You know the verse.  In Christ there is neither Jew nor Greek, slave nor free, male nor female…  The ground is level at the foot of the cross.  But when it comes to serving God, sometimes I wish the verse also said, “…neither young nor old, academic nor uneducated, rich nor poor.”  The call to active service in ministry is open to all who have surrendered their lives to Christ, regardless of their station in life. Rick Apperson captured the heart of that this weekend at his blog, Just a Thought, with this post he titled, Age is Relative

You are never too young, too old, too uneducated, too poor, or too busy to serve the Lord!

I wasn’t much older than 20 when I was asked to be a youth pastor. I was the missions director of my church at 15. When I was 21, I traveled with an itinerant evangelist in his late 70’s. I could not keep up with his energy!

It is a sad, but true fact, that over the years, the church has relegated the young and the aged to the pews and youth groups. I have heard numerous stories of people who were told that they needed to be older in order to serve God. I have also seen the elderly members of a church ignored when it came to ministry opportunities.

“And let us not grow weary of doing good, for in due season we will reap, if we do not give up. So then, as we have opportunity, let us do good to everyone, and especially to those who are of the household of faith.” (Galatians 6:9-10)

 How can we do good? By serving others, by loving others and by sharing the truth of Jesus Christ. For that job description, age doesn’t matter.
You may be familiar with this Scripture:
“And in the last days it shall be, God declares, that I will pour out my Spirit on all flesh, and your sons and your daughters shall prophesy, and your young men shall see visions, and your old men shall dream dreams;” (Acts 2:17)

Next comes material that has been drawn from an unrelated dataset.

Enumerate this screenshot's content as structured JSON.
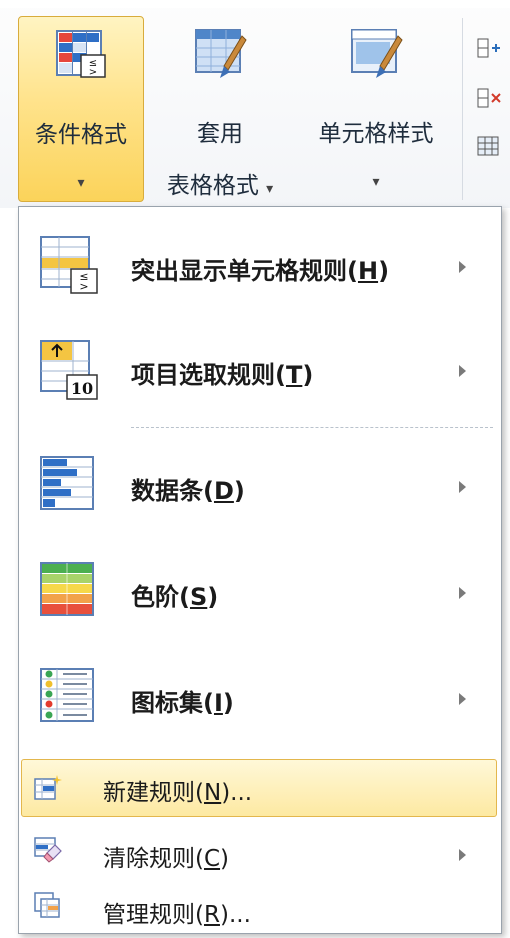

I like the following passage found in Joshua 14. Caleb is telling part of his story to Joshua and the Israelites and he says this:

And now, behold, the LORD has kept me alive, just as he said, these forty-five years since the time that the LORD spoke this word to Moses, while Israel walked in the wilderness. And now, behold, I am this day eighty-five years old. I am still as strong today as I was in the day that Moses sent me; my strength now is as my strength was then, for war and for going and coming. So now give me this hill country of which the LORD spoke on that day, for you heard on that day how the Anakim were there, with great fortified cities. It may be that the LORD will be with me, and I shall drive them out just as the LORD said.” (Joshua 14:10-12)

He was 85 years old and still ready to go for God! However, even the youth can be mightily used by God! Remember, Samuel the prophet was called by God as a youth.

The Bible talks of two kings: Joash who assumed the throne at the age of seven; and Josiah who became king at the age of eight. The Bible says that both of them obeyed the Lord. (2 Kings 12:2, 2 Kings 22:2)

Nor do you need to be educated to serve God. True Biblical education happens when you leave the Bible College, the missionary training school, etc… . It happens just like it did for the apostles…when you rub up against the world. Remember that Peter and a few of the others were just plain old, uneducated fishermen. Yet God used these uneducated men to change the world!

I am not knocking education; however, any education or lack thereof, is not an excuse to sit idly by on the sidelines and hope others will share the love of Jesus Christ. Any one at any age can and should do that. The Great Commission is for all of us!